Klinowska, M. 1991. Dolphins, porpoises and whales of the World. The IUCN Red Data Book. IUCN, Gland, Switzerland and Cambridge, U.K.

Nikaido, M., A. P. Rooney and N. Okada. 1999. Phylogenetic relationships among cetartiodactyles based on insertions of short and long interspersed elements: Hippopotamuses are the closest extant relatives of whales. Proceedings of the National Academy of Sciences, USA 96: 10261-10266.

Reynolds, J. E. III, D. K. Odell, and S. A. Rommel. 1999. Marine mammals of the world. Pages 1-14 in J. E. Reynolds III and S. A. Rommel (eds). Biology of marine mammals. Smithsonian Institution Press, Washington, D.C.

Rice, D. W. 1998. Marine mammals of the world: systematics and distribution. Special Publication Number 4, The Society for Marine Mammalogy. Lawrence, KS.

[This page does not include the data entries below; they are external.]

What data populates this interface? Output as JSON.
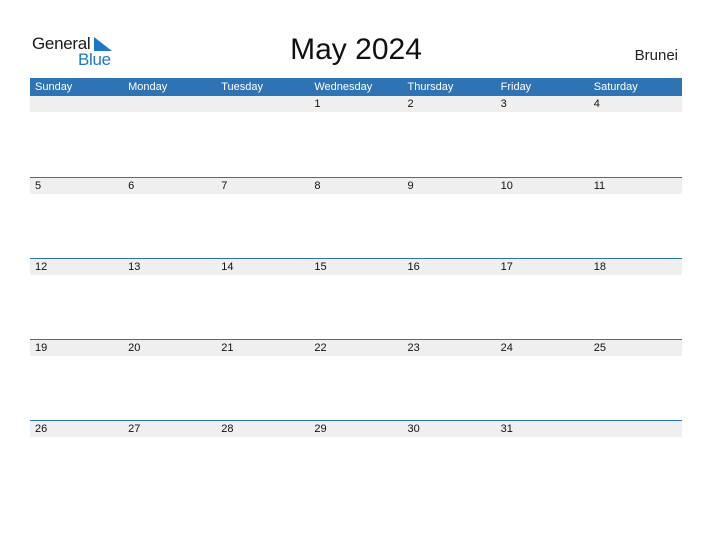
{
  "logo": {
    "part1": "General",
    "part2": "Blue",
    "icon": "triangle-flag-icon"
  },
  "title": "May 2024",
  "country": "Brunei",
  "colors": {
    "header": "#2e74b5",
    "date_strip": "#efefef",
    "logo_blue": "#1f77c8"
  },
  "weekdays": [
    "Sunday",
    "Monday",
    "Tuesday",
    "Wednesday",
    "Thursday",
    "Friday",
    "Saturday"
  ],
  "weeks": [
    [
      "",
      "",
      "",
      "1",
      "2",
      "3",
      "4"
    ],
    [
      "5",
      "6",
      "7",
      "8",
      "9",
      "10",
      "11"
    ],
    [
      "12",
      "13",
      "14",
      "15",
      "16",
      "17",
      "18"
    ],
    [
      "19",
      "20",
      "21",
      "22",
      "23",
      "24",
      "25"
    ],
    [
      "26",
      "27",
      "28",
      "29",
      "30",
      "31",
      ""
    ]
  ]
}
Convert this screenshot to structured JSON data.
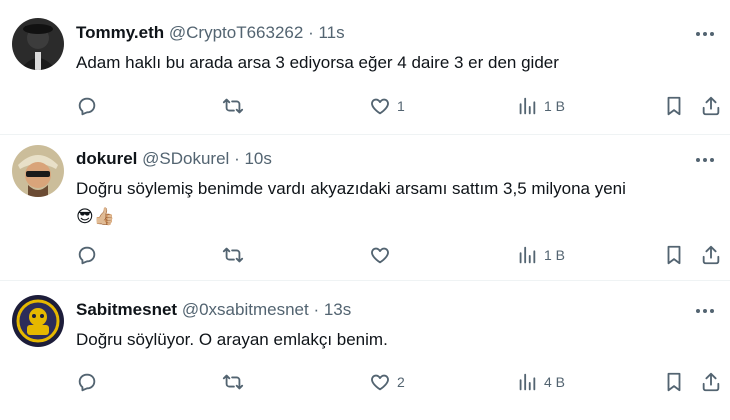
{
  "tweets": [
    {
      "name": "Tommy.eth",
      "handle": "@CryptoT663262",
      "separator": "·",
      "time": "11s",
      "text": "Adam haklı bu arada arsa  3 ediyorsa eğer 4 daire  3 er den gider",
      "emoji": "",
      "replies": "",
      "retweets": "",
      "likes": "1",
      "views": "1 B"
    },
    {
      "name": "dokurel",
      "handle": "@SDokurel",
      "separator": "·",
      "time": "10s",
      "text": "Doğru söylemiş benimde vardı  akyazıdaki arsamı sattım 3,5 milyona yeni",
      "emoji": "😎👍🏼",
      "replies": "",
      "retweets": "",
      "likes": "",
      "views": "1 B"
    },
    {
      "name": "Sabitmesnet",
      "handle": "@0xsabitmesnet",
      "separator": "·",
      "time": "13s",
      "text": "Doğru söylüyor. O arayan emlakçı benim.",
      "emoji": "",
      "replies": "",
      "retweets": "",
      "likes": "2",
      "views": "4 B"
    }
  ],
  "colors": {
    "text": "#0f1419",
    "secondary": "#536471",
    "divider": "#eff3f4"
  },
  "icons": [
    "more-icon",
    "reply-icon",
    "retweet-icon",
    "like-icon",
    "views-icon",
    "bookmark-icon",
    "share-icon"
  ]
}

Thewissen, J. G. M., E. M. Williams, L. J. Roe and S. T. Hussain. 2001. Skeletons of terrestrial cetaceans and the relationship of whales to artiodactyls. Nature 413: 277-281

 

 

CRESLI's Cetacean Research

Scientists from the Coastal Research and Education Society of Long Island have been studying cetaceans (whales, dolphins and porpoises) for over two decades. Dr. Artie Kopelman, have been investigating fin and humpback whale populations and conducting population and distribution surveys for other cetaceans in New York's waters. In 1996/97 these studies were extended to the Caribbean. As a population ecologist, professor, photographer, and SUNY Distinguished Service Professor, Dr. Kopelman brings his acquired experience and knowledge to CRESLI's research and educational projects. A number of college students and volunteers from all walks of life assist with data collection and analysis.

Cooperative alliances with institutions such as Gotham Whale, Atlantic Marine Conservation Society, the Riverhead Foundation for Marine Research and Preservation, and the Wildlife Conservation Society has led to several papers being prepared, and has formed an unnoficial NY Whale Collaborative. Working together, conducting research together, sharing resources, and coordination of activities, significantly enhances the opportunities for research and public education.

CRESLI's cetacean research goals are multifaceted, and mainly directed at photo identification (particularly of fin whales, sperm whales and humpback whales) and collection and analysis of basic ecological and behavioral data from all cetacean species encountered.

Data collected by CRESLI scientists over 20 years indicate that approximately 20 species of cetaceans utilize Long Island's waters, including